The Temple will be the dwelling place of THE NAME on earth, and anyone, even a foreign, can be confident that a prayer will be heard as long as it is offered facing the Temple. In reality, the Temple is the sign of an absent God. The ark is in the inner sanctum, inaccessible to all but the high priest, and him only once a year. The cloud of smoke that fills the Temple obscures even that from ordinary mortals (that’s a lot of incense!). Since the Hebrew Bible serves as an etiology for the Second Temple, it must also serve as an apology for the destruction of the First Temple, answering the question, “Why would God destroy the Temple and send us into Exile?”
In some regards, the Christian New Testament serves as an apology for the destruction of the Second Temple (Mark’s Gospel is particularly stark in this respect, blaming its destruction on ‘the Jews’ who killed Jesus), and as an etiology for the Christian community. John’s Gospel sees that Christian community as replacing the Temple as the locus of the encounter with God. Jesus says as much in Chapter 2. Here, the Christian community is drink the blood of the Son of Man, who is the Lamb of God, who takes away the sin of the world. This is a daring theological move. In the Old Testament, there is an absolute prohibition on the blood of sacrificial animals. The blood is the life and the life belongs to God. It was to be poured out on the altar, or on the earth, and in this way returned to God. If we are to drink it, we have become divine, at least the altar, if not God.
No wonder some of the disciples find this a hard saying. God is no longer in the Temple, serenely in control of history, answering prayer for all who come, but here in this all-too-human community. In verse 54 John switches the verb he uses for “to eat” from phago (a pretty standard word) to trogo, which is typically used of animals chewing rather noisily. David Bentley Hart translates it “feed.” Whoever feeds on my flesh. I would translate it “chew.” This adds to the hardness of the saying. We not only eat the flesh of the Son of Man (the Human Being), but we chew it. Within this human community, we are to feed on flesh and drink blood, to ruminate on each other’s lives. Of course, we are told that the flesh is useless, that it is the Spirit that gives life. I think this is to guard against a too-mechanical understanding of the efficacy of the eucharistic bread. It is the gnawing on Christ’s humanity and the hard work of living in community that gives life, not some magical sacrament.
The passage from the Letter to the Ephesians warns us that our warfare is not against enemies of flesh and blood, but against principalities and powers.
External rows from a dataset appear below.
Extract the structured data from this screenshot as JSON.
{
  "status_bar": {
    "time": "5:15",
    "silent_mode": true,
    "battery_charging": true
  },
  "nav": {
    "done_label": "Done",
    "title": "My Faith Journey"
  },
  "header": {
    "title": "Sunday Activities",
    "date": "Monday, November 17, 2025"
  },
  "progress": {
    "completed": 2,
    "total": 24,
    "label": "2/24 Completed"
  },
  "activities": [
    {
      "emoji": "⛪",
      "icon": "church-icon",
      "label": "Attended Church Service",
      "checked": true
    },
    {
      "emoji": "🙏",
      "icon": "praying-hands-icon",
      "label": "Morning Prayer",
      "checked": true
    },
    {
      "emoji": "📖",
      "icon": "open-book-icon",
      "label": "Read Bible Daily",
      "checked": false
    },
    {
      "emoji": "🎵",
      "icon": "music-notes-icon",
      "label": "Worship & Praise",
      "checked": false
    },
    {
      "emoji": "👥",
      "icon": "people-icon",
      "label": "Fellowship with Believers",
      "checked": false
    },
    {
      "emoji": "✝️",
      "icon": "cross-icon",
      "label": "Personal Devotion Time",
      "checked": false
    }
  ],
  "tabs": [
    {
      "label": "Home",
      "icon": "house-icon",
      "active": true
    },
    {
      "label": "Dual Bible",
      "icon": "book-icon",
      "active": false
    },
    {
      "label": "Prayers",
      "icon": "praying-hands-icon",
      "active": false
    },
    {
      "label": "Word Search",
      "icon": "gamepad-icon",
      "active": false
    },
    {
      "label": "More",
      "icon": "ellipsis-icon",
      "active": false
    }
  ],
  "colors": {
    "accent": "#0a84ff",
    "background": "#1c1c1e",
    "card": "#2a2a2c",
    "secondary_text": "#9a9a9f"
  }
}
We much too easily turn against one another (flesh and blood), when we should be looking at systemic evils. But the only way to see those systemic evils is to chew on the lives of our neighbors, of those we don’t like, those who appear against us. The divine life is there.